▶ _WHAT THE TASK ASKS_
Show all lines below holding the string "path".

──────── INFORMATION GIVEN ────────

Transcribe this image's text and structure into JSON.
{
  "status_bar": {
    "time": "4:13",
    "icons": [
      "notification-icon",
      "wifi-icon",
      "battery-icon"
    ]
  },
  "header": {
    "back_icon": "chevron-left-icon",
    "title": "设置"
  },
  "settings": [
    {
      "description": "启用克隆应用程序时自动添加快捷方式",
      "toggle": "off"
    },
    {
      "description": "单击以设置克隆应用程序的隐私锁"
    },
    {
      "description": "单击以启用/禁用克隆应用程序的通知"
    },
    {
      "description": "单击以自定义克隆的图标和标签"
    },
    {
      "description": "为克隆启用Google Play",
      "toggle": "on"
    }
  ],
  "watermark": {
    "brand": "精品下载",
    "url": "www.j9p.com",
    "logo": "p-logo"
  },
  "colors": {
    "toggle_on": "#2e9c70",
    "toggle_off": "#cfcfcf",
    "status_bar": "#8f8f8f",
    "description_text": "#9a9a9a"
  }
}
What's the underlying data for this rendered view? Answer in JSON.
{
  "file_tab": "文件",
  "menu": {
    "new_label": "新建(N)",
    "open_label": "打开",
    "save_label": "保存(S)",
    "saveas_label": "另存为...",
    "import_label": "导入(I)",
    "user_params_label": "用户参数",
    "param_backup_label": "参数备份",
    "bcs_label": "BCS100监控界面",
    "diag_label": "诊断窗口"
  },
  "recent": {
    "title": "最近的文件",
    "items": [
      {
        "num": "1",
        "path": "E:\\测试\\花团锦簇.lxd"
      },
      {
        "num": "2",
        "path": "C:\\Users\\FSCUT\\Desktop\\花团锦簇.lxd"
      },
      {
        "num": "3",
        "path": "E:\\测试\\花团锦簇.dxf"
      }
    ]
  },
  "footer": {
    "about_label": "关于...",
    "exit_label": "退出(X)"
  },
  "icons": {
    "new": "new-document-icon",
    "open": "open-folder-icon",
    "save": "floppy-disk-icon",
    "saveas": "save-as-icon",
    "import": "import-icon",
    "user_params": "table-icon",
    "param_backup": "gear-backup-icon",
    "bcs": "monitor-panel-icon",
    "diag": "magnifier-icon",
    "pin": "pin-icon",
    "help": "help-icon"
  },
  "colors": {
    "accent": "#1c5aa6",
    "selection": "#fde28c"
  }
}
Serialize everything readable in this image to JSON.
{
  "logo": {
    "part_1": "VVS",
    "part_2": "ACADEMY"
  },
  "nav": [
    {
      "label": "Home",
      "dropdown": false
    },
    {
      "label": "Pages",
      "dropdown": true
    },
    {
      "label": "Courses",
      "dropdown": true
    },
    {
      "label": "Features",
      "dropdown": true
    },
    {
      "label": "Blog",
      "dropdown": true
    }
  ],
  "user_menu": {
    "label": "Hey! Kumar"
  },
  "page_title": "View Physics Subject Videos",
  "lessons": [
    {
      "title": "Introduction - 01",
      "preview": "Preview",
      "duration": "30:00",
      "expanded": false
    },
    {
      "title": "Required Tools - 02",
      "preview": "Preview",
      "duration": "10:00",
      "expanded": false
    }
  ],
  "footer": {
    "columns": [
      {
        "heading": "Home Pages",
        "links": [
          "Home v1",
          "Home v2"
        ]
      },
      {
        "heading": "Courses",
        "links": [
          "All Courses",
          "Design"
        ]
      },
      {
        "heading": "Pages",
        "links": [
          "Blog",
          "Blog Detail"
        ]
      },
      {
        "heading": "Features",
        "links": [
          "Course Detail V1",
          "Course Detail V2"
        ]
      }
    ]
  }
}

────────

▶ _RESULT FOR THIS TASK_
        "path": "E:\\测试\\花团锦簇.lxd"
        "path": "C:\\Users\\FSCUT\\Desktop\\花团锦簇.lxd"
        "path": "E:\\测试\\花团锦簇.dxf"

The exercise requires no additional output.